Phosphorus is an essential element of plant life, but having too much in the water is damaging to aquatic ecosystems. An excess of phosphorus causes algae to grow faster, which can harm water quality, food resources and wildlife habitats. Many cities, such as the City of Monona, Wis., part of the Rock River Watershed, have mandates to reduce the levels of phosphorus entering local water bodies.
With no open space available for surface or underground retention ponds, Monona city officials chose to use precast concrete stormwater treatment devices to remove sediment and phosphorus from water discharges. A recent city project fixed three outfalls, which were grouped in Dane County’s top 10 worst outfalls for stormwater pollution, according to the Dane County Lakes & Water Resources Department.
Mark Wieser, P.E., vice president of Wieser Concrete Products in Portage, Wis., said the project involved designing, manufacturing and installing four precast concrete stormwater treatment devices. This included two Vortechs units by Contech Engineered Solutions, two Suntree Technologies units and 104 linear feet of precast concrete box culvert. Wieser Concrete Products also completed the structural design for all precast structures, which was a big benefit for Strand Associates, a Madison-based project engineering firm.
According to Jon Lindert, P.E., LEED AP, of Strand Associates, the stormwater treatment units are designed with precast concrete due to its durability and ability to handle chemical compounds that may flow through the structure. Precast also gives Strand Associates the flexibility to offer several unit choices for municipalities based on capacity, filter chamber options and an internal bypass selection.
The four units all house internal bypasses that allow overflow stormwater to circulate to the outfalls, avoiding backups during large rainfalls. The largest unit, a separating baffle box installed under a residential roadway, contains four floor sections with baffles and a top section that houses a cage to catch floatable debris.

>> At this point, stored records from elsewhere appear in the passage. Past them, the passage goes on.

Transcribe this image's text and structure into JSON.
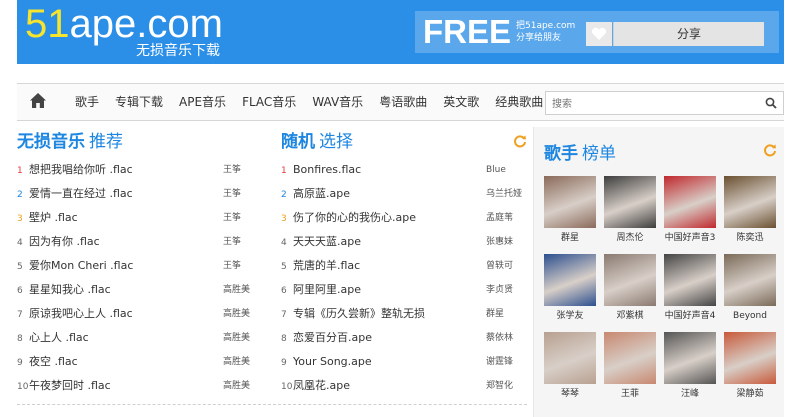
{
  "header": {
    "logo_prefix": "51",
    "logo_rest": "ape.com",
    "tagline": "无损音乐下载",
    "free": "FREE",
    "free_sub_line1": "把51ape.com",
    "free_sub_line2": "分享给朋友",
    "share_label": "分享"
  },
  "nav": {
    "items": [
      "歌手",
      "专辑下载",
      "APE音乐",
      "FLAC音乐",
      "WAV音乐",
      "粤语歌曲",
      "英文歌",
      "经典歌曲"
    ],
    "search_placeholder": "搜索"
  },
  "list_lossless": {
    "title": "无损音乐",
    "title_sub": "推荐",
    "songs": [
      {
        "rank": "1",
        "title": "想把我唱给你听 .flac",
        "artist": "王筝"
      },
      {
        "rank": "2",
        "title": "爱情一直在经过 .flac",
        "artist": "王筝"
      },
      {
        "rank": "3",
        "title": "壁炉 .flac",
        "artist": "王筝"
      },
      {
        "rank": "4",
        "title": "因为有你 .flac",
        "artist": "王筝"
      },
      {
        "rank": "5",
        "title": "爱你Mon Cheri .flac",
        "artist": "王筝"
      },
      {
        "rank": "6",
        "title": "星星知我心 .flac",
        "artist": "高胜美"
      },
      {
        "rank": "7",
        "title": "原谅我吧心上人 .flac",
        "artist": "高胜美"
      },
      {
        "rank": "8",
        "title": "心上人 .flac",
        "artist": "高胜美"
      },
      {
        "rank": "9",
        "title": "夜空 .flac",
        "artist": "高胜美"
      },
      {
        "rank": "10",
        "title": "午夜梦回时 .flac",
        "artist": "高胜美"
      }
    ]
  },
  "list_random": {
    "title": "随机",
    "title_sub": "选择",
    "songs": [
      {
        "rank": "1",
        "title": "Bonfires.flac",
        "artist": "Blue"
      },
      {
        "rank": "2",
        "title": "高原蓝.ape",
        "artist": "乌兰托娅"
      },
      {
        "rank": "3",
        "title": "伤了你的心的我伤心.ape",
        "artist": "孟庭苇"
      },
      {
        "rank": "4",
        "title": "天天天蓝.ape",
        "artist": "张惠妹"
      },
      {
        "rank": "5",
        "title": "荒唐的羊.flac",
        "artist": "曾轶可"
      },
      {
        "rank": "6",
        "title": "阿里阿里.ape",
        "artist": "李贞贤"
      },
      {
        "rank": "7",
        "title": "专辑《历久尝新》整轨无损",
        "artist": "群星"
      },
      {
        "rank": "8",
        "title": "恋爱百分百.ape",
        "artist": "蔡依林"
      },
      {
        "rank": "9",
        "title": "Your Song.ape",
        "artist": "谢霆锋"
      },
      {
        "rank": "10",
        "title": "凤凰花.ape",
        "artist": "郑智化"
      }
    ]
  },
  "ranking": {
    "title": "歌手",
    "title_sub": "榜单",
    "artists": [
      {
        "name": "群星",
        "color": "#8a6a5a"
      },
      {
        "name": "周杰伦",
        "color": "#3d3d3d"
      },
      {
        "name": "中国好声音3",
        "color": "#c0282d"
      },
      {
        "name": "陈奕迅",
        "color": "#6a5030"
      },
      {
        "name": "张学友",
        "color": "#2c4f8f"
      },
      {
        "name": "邓紫棋",
        "color": "#8a7a70"
      },
      {
        "name": "中国好声音4",
        "color": "#444444"
      },
      {
        "name": "Beyond",
        "color": "#7a6a58"
      },
      {
        "name": "琴琴",
        "color": "#b8a090"
      },
      {
        "name": "王菲",
        "color": "#c88870"
      },
      {
        "name": "汪峰",
        "color": "#555555"
      },
      {
        "name": "梁静茹",
        "color": "#c85a3a"
      }
    ]
  }
}
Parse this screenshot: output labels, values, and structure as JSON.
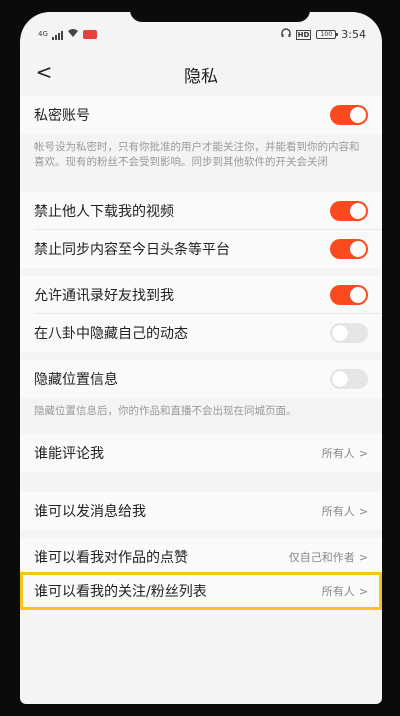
{
  "status_bar": {
    "network": "4G",
    "time": "3:54",
    "battery": "100"
  },
  "nav": {
    "back": "<",
    "title": "隐私"
  },
  "private_account": {
    "label": "私密账号",
    "toggle": "on",
    "note": "帐号设为私密时，只有你批准的用户才能关注你，并能看到你的内容和喜欢。现有的粉丝不会受到影响。同步到其他软件的开关会关闭"
  },
  "settings": [
    {
      "label": "禁止他人下载我的视频",
      "toggle": "on"
    },
    {
      "label": "禁止同步内容至今日头条等平台",
      "toggle": "on"
    },
    {
      "label": "允许通讯录好友找到我",
      "toggle": "on"
    },
    {
      "label": "在八卦中隐藏自己的动态",
      "toggle": "off"
    },
    {
      "label": "隐藏位置信息",
      "toggle": "off"
    }
  ],
  "location_note": "隐藏位置信息后，你的作品和直播不会出现在同城页面。",
  "permissions": [
    {
      "label": "谁能评论我",
      "value": "所有人"
    },
    {
      "label": "谁可以发消息给我",
      "value": "所有人"
    },
    {
      "label": "谁可以看我对作品的点赞",
      "value": "仅自己和作者"
    },
    {
      "label": "谁可以看我的关注/粉丝列表",
      "value": "所有人"
    }
  ],
  "colors": {
    "toggle_on": "#fa4a1e",
    "toggle_off": "#e6e6e6",
    "highlight": "#f6c617"
  }
}
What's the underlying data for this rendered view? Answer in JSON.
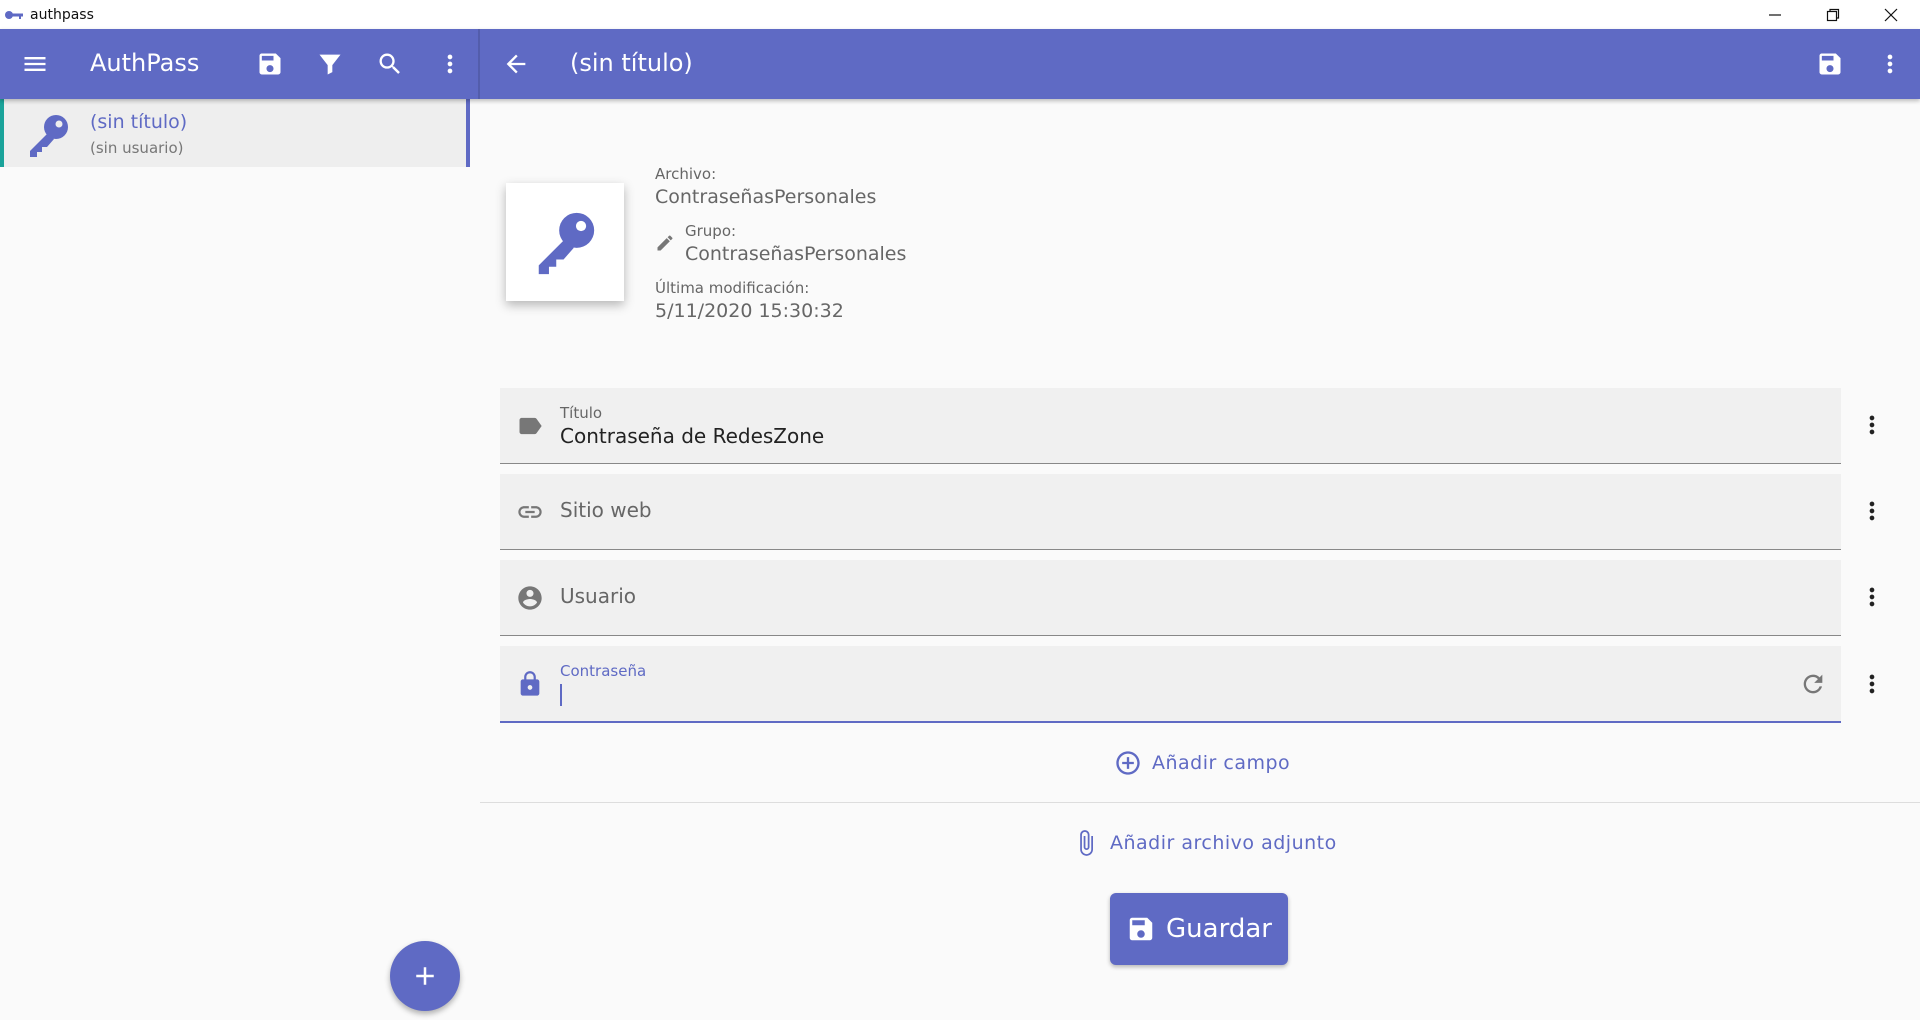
{
  "window": {
    "title": "authpass",
    "controls": [
      "minimize-icon",
      "restore-icon",
      "close-icon"
    ]
  },
  "appbar": {
    "left": {
      "title": "AuthPass",
      "icons": [
        "menu-icon",
        "save-icon",
        "filter-icon",
        "search-icon",
        "more-vert-icon"
      ]
    },
    "right": {
      "title": "(sin título)",
      "icons": [
        "back-arrow-icon",
        "save-icon",
        "more-vert-icon"
      ]
    },
    "color": "#5f6ac4"
  },
  "entry_list": {
    "items": [
      {
        "title": "(sin título)",
        "subtitle": "(sin usuario)",
        "icon": "key-icon",
        "selected": true
      }
    ]
  },
  "details": {
    "file_label": "Archivo:",
    "file_value": "ContraseñasPersonales",
    "group_label": "Grupo:",
    "group_value": "ContraseñasPersonales",
    "modified_label": "Última modificación:",
    "modified_value": "5/11/2020 15:30:32"
  },
  "fields": {
    "title": {
      "label": "Título",
      "value": "Contraseña de RedesZone",
      "icon": "label-icon"
    },
    "website": {
      "placeholder": "Sitio web",
      "icon": "link-icon"
    },
    "username": {
      "placeholder": "Usuario",
      "icon": "account-circle-icon"
    },
    "password": {
      "label": "Contraseña",
      "value": "",
      "icon": "lock-icon"
    }
  },
  "actions": {
    "add_field": "Añadir campo",
    "add_attachment": "Añadir archivo adjunto",
    "save": "Guardar"
  },
  "colors": {
    "primary": "#5f6ac4",
    "selection_accent": "#1aa39a"
  }
}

Wieser said it was challenging to deliver the 11 foot wide by 4 foot high, 63,000-pound unit through a residential neighborhood, but precast helped with installation and reduced road closures. Most parts were assembled at the plant prior to delivery to minimize time and tools required on site.
“Some of the other structures were also set in wet soils, so precast concrete reduced excavation in wet areas,” Wieser said. “The biggest thing to remember when making these stormwater treatment units is ensuring proper installation of the internal components, so they perform correctly.”
City maintenance employees attended the installation and were impressed with the system’s easy access for regular inspections and cleanings, Lindert said. All parties also appreciated how precast allowed the units to have the desired 9-to-12-inches of soil coverage, which prevents erosion and limits vegetation damage in the area.